- Official website
- Charity Commission. Clifton Suspension Bridge Trust, registered charity no. 205658.
- "Brunel 200 Weekend" provided by BBC Bristol
- Clifton Suspension Bridge at www.ikbrunel.org.uk
- on YouTube
- Clifton Suspension Bridge Trust papers, 1829–1939 University of Bristol Library Special Collections
- 1953 newsreel of Clifton Suspension Bridge

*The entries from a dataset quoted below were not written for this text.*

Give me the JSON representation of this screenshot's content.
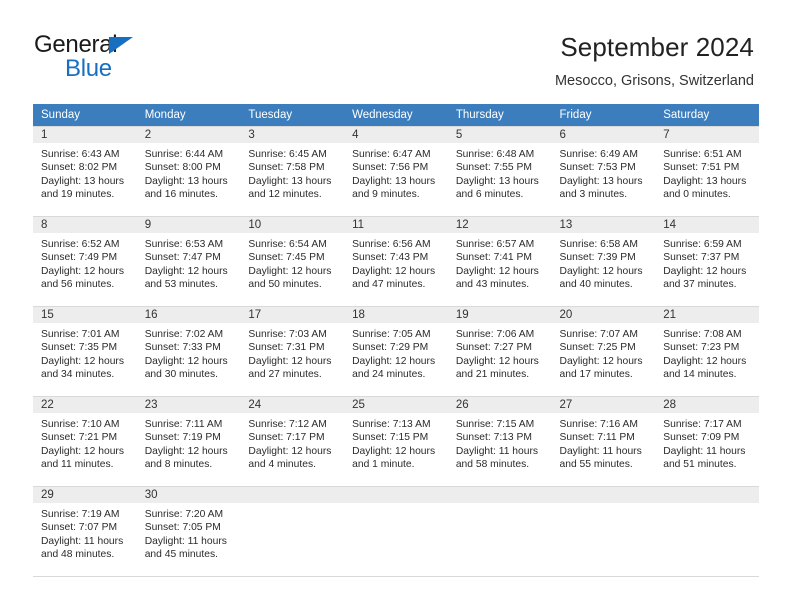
{
  "brand": {
    "name_top": "General",
    "name_bottom": "Blue",
    "accent_color": "#176fc1",
    "triangle_icon": "logo-triangle-icon"
  },
  "header": {
    "title": "September 2024",
    "subtitle": "Mesocco, Grisons, Switzerland"
  },
  "theme": {
    "header_row_bg": "#3b7dbd",
    "daynum_band_bg": "#ededed",
    "grid_line": "#d9d9d9",
    "text": "#2b2b2b"
  },
  "weekday_headers": [
    "Sunday",
    "Monday",
    "Tuesday",
    "Wednesday",
    "Thursday",
    "Friday",
    "Saturday"
  ],
  "labels": {
    "sunrise": "Sunrise:",
    "sunset": "Sunset:",
    "daylight": "Daylight:"
  },
  "weeks": [
    [
      {
        "day": "1",
        "sunrise": "Sunrise: 6:43 AM",
        "sunset": "Sunset: 8:02 PM",
        "daylight_1": "Daylight: 13 hours",
        "daylight_2": "and 19 minutes."
      },
      {
        "day": "2",
        "sunrise": "Sunrise: 6:44 AM",
        "sunset": "Sunset: 8:00 PM",
        "daylight_1": "Daylight: 13 hours",
        "daylight_2": "and 16 minutes."
      },
      {
        "day": "3",
        "sunrise": "Sunrise: 6:45 AM",
        "sunset": "Sunset: 7:58 PM",
        "daylight_1": "Daylight: 13 hours",
        "daylight_2": "and 12 minutes."
      },
      {
        "day": "4",
        "sunrise": "Sunrise: 6:47 AM",
        "sunset": "Sunset: 7:56 PM",
        "daylight_1": "Daylight: 13 hours",
        "daylight_2": "and 9 minutes."
      },
      {
        "day": "5",
        "sunrise": "Sunrise: 6:48 AM",
        "sunset": "Sunset: 7:55 PM",
        "daylight_1": "Daylight: 13 hours",
        "daylight_2": "and 6 minutes."
      },
      {
        "day": "6",
        "sunrise": "Sunrise: 6:49 AM",
        "sunset": "Sunset: 7:53 PM",
        "daylight_1": "Daylight: 13 hours",
        "daylight_2": "and 3 minutes."
      },
      {
        "day": "7",
        "sunrise": "Sunrise: 6:51 AM",
        "sunset": "Sunset: 7:51 PM",
        "daylight_1": "Daylight: 13 hours",
        "daylight_2": "and 0 minutes."
      }
    ],
    [
      {
        "day": "8",
        "sunrise": "Sunrise: 6:52 AM",
        "sunset": "Sunset: 7:49 PM",
        "daylight_1": "Daylight: 12 hours",
        "daylight_2": "and 56 minutes."
      },
      {
        "day": "9",
        "sunrise": "Sunrise: 6:53 AM",
        "sunset": "Sunset: 7:47 PM",
        "daylight_1": "Daylight: 12 hours",
        "daylight_2": "and 53 minutes."
      },
      {
        "day": "10",
        "sunrise": "Sunrise: 6:54 AM",
        "sunset": "Sunset: 7:45 PM",
        "daylight_1": "Daylight: 12 hours",
        "daylight_2": "and 50 minutes."
      },
      {
        "day": "11",
        "sunrise": "Sunrise: 6:56 AM",
        "sunset": "Sunset: 7:43 PM",
        "daylight_1": "Daylight: 12 hours",
        "daylight_2": "and 47 minutes."
      },
      {
        "day": "12",
        "sunrise": "Sunrise: 6:57 AM",
        "sunset": "Sunset: 7:41 PM",
        "daylight_1": "Daylight: 12 hours",
        "daylight_2": "and 43 minutes."
      },
      {
        "day": "13",
        "sunrise": "Sunrise: 6:58 AM",
        "sunset": "Sunset: 7:39 PM",
        "daylight_1": "Daylight: 12 hours",
        "daylight_2": "and 40 minutes."
      },
      {
        "day": "14",
        "sunrise": "Sunrise: 6:59 AM",
        "sunset": "Sunset: 7:37 PM",
        "daylight_1": "Daylight: 12 hours",
        "daylight_2": "and 37 minutes."
      }
    ],
    [
      {
        "day": "15",
        "sunrise": "Sunrise: 7:01 AM",
        "sunset": "Sunset: 7:35 PM",
        "daylight_1": "Daylight: 12 hours",
        "daylight_2": "and 34 minutes."
      },
      {
        "day": "16",
        "sunrise": "Sunrise: 7:02 AM",
        "sunset": "Sunset: 7:33 PM",
        "daylight_1": "Daylight: 12 hours",
        "daylight_2": "and 30 minutes."
      },
      {
        "day": "17",
        "sunrise": "Sunrise: 7:03 AM",
        "sunset": "Sunset: 7:31 PM",
        "daylight_1": "Daylight: 12 hours",
        "daylight_2": "and 27 minutes."
      },
      {
        "day": "18",
        "sunrise": "Sunrise: 7:05 AM",
        "sunset": "Sunset: 7:29 PM",
        "daylight_1": "Daylight: 12 hours",
        "daylight_2": "and 24 minutes."
      },
      {
        "day": "19",
        "sunrise": "Sunrise: 7:06 AM",
        "sunset": "Sunset: 7:27 PM",
        "daylight_1": "Daylight: 12 hours",
        "daylight_2": "and 21 minutes."
      },
      {
        "day": "20",
        "sunrise": "Sunrise: 7:07 AM",
        "sunset": "Sunset: 7:25 PM",
        "daylight_1": "Daylight: 12 hours",
        "daylight_2": "and 17 minutes."
      },
      {
        "day": "21",
        "sunrise": "Sunrise: 7:08 AM",
        "sunset": "Sunset: 7:23 PM",
        "daylight_1": "Daylight: 12 hours",
        "daylight_2": "and 14 minutes."
      }
    ],
    [
      {
        "day": "22",
        "sunrise": "Sunrise: 7:10 AM",
        "sunset": "Sunset: 7:21 PM",
        "daylight_1": "Daylight: 12 hours",
        "daylight_2": "and 11 minutes."
      },
      {
        "day": "23",
        "sunrise": "Sunrise: 7:11 AM",
        "sunset": "Sunset: 7:19 PM",
        "daylight_1": "Daylight: 12 hours",
        "daylight_2": "and 8 minutes."
      },
      {
        "day": "24",
        "sunrise": "Sunrise: 7:12 AM",
        "sunset": "Sunset: 7:17 PM",
        "daylight_1": "Daylight: 12 hours",
        "daylight_2": "and 4 minutes."
      },
      {
        "day": "25",
        "sunrise": "Sunrise: 7:13 AM",
        "sunset": "Sunset: 7:15 PM",
        "daylight_1": "Daylight: 12 hours",
        "daylight_2": "and 1 minute."
      },
      {
        "day": "26",
        "sunrise": "Sunrise: 7:15 AM",
        "sunset": "Sunset: 7:13 PM",
        "daylight_1": "Daylight: 11 hours",
        "daylight_2": "and 58 minutes."
      },
      {
        "day": "27",
        "sunrise": "Sunrise: 7:16 AM",
        "sunset": "Sunset: 7:11 PM",
        "daylight_1": "Daylight: 11 hours",
        "daylight_2": "and 55 minutes."
      },
      {
        "day": "28",
        "sunrise": "Sunrise: 7:17 AM",
        "sunset": "Sunset: 7:09 PM",
        "daylight_1": "Daylight: 11 hours",
        "daylight_2": "and 51 minutes."
      }
    ],
    [
      {
        "day": "29",
        "sunrise": "Sunrise: 7:19 AM",
        "sunset": "Sunset: 7:07 PM",
        "daylight_1": "Daylight: 11 hours",
        "daylight_2": "and 48 minutes."
      },
      {
        "day": "30",
        "sunrise": "Sunrise: 7:20 AM",
        "sunset": "Sunset: 7:05 PM",
        "daylight_1": "Daylight: 11 hours",
        "daylight_2": "and 45 minutes."
      },
      {
        "day": "",
        "sunrise": "",
        "sunset": "",
        "daylight_1": "",
        "daylight_2": ""
      },
      {
        "day": "",
        "sunrise": "",
        "sunset": "",
        "daylight_1": "",
        "daylight_2": ""
      },
      {
        "day": "",
        "sunrise": "",
        "sunset": "",
        "daylight_1": "",
        "daylight_2": ""
      },
      {
        "day": "",
        "sunrise": "",
        "sunset": "",
        "daylight_1": "",
        "daylight_2": ""
      },
      {
        "day": "",
        "sunrise": "",
        "sunset": "",
        "daylight_1": "",
        "daylight_2": ""
      }
    ]
  ]
}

- "Puente de Clifton en Puentemanía" (in Spanish). Retrieved 24 November 2013.